Tradition called for any newly-engaged guy to be waylaid and tossed unceremoniously in the fountain on front campus. Never mind that it was February with temperatures around the freezing mark. For several days, little more happened than the occasional “congratulatory” comments. I should have known. Then, nearly a week later, I was already sawing wood when rudely awakened by a goon squad who yanked me from my bed, hauled me in the darkness to the ice-encrusted fountain – with a side excursion to the area outside the main women’s dormitory where the guys’ banshee screams awakened half the residents – and dropped me unceremoniously into the arctic water (today, that fountain is drained for the winter).
It’s a miracle I didn’t contract pneumonia. I’ve reflected many times since whether we two 21-year-olds with no money and still determining careers had the vaguest notion back then of what it meant to join in bonds of holy matrimony on July 22, 1967 in eastern Pennsylvania.
Forty years later, I believe we have a much better idea, and it sure wasn’t untarnished love, sunny skies, flowers and spring day in and day out. Our marital relationship encountered many stings and arrows that weren’t shot from Cupid bow – working through role expectations, miscommunication, the trials of child-raising and, probably foremost – financial constraints.
For a long stretch, we deliberately tried to operate largely on one income when we simultaneously started a family and took on a mortgage. But we found ourselves facing many other unexpected major expenditures long after our daughters left home.
In the midst of hearing strange invoices, a slip of paper attached to my computer has helped keep my perspective: “Remember that if you have food in the refrigerator, clothes on your back, a roof overhead and a place to sleep you are richer than 75 percent of this world. If you have money in the bank, in your wallet and spare change in a dish somewhere you are among the top eight percent of the world’s wealthy.”

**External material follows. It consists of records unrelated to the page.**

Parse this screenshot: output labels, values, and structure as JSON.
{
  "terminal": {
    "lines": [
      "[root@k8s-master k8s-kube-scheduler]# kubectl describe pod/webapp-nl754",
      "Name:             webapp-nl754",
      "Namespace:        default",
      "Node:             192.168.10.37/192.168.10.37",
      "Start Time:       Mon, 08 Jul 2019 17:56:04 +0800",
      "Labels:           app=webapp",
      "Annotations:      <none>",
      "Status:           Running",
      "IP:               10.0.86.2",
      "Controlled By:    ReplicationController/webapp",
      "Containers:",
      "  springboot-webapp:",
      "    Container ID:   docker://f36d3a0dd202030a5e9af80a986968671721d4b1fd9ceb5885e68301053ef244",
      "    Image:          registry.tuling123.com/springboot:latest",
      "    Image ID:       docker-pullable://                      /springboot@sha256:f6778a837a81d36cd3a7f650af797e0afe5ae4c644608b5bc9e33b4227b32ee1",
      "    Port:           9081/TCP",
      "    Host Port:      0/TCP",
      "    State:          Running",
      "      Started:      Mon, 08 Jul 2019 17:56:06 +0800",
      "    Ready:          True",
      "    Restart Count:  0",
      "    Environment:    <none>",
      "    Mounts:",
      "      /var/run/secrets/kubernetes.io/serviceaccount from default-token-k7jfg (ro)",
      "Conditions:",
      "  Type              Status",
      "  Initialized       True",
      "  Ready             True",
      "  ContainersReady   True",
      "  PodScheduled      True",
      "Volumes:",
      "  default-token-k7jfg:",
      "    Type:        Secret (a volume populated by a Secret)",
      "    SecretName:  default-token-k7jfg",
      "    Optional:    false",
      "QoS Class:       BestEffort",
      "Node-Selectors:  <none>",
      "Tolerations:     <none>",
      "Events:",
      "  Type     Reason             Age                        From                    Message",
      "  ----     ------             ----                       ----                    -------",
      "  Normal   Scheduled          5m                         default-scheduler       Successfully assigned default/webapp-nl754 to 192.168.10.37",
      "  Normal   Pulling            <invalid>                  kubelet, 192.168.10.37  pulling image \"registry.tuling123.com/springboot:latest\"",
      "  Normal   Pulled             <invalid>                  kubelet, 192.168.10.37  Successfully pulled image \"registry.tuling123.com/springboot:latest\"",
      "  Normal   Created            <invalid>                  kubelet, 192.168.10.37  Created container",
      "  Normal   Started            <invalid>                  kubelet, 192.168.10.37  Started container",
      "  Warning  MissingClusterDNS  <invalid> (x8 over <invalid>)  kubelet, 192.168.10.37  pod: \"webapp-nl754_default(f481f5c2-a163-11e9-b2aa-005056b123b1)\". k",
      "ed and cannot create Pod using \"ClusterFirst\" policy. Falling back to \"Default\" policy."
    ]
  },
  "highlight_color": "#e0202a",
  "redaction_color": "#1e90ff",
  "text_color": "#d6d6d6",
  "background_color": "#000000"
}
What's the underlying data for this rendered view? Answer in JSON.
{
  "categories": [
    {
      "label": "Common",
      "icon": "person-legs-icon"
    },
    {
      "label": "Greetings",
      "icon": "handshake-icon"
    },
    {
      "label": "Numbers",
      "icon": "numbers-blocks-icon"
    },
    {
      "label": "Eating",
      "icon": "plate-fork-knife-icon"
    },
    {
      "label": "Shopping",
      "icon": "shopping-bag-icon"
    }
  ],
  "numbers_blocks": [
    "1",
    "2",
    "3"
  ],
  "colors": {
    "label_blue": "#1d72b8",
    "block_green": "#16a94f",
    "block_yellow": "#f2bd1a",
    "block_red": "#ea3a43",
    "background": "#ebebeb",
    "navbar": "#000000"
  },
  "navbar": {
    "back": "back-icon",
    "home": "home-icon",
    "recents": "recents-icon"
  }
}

Sitting in my warm, cozy office on this blustery winter’s day, it hits me anew: If I have a roof over my head, a job that provides challenge and meaning and a degree of fiscal stability, some food on the table, reasonably good physical and mental well-being and the support of friends and extended family, like the Apostle Paul, I should be grateful and content for this state I find myself in.
Add to this a steadfast loving companion by my side, and these 40 years later, I declare unequivocally that I’d do it all over again – as Johnny Tillotson croons, “True, true happiness will follow if you’ll only follow me …”
Jim Bishop is the public-information officer at Eastern Mennonite University.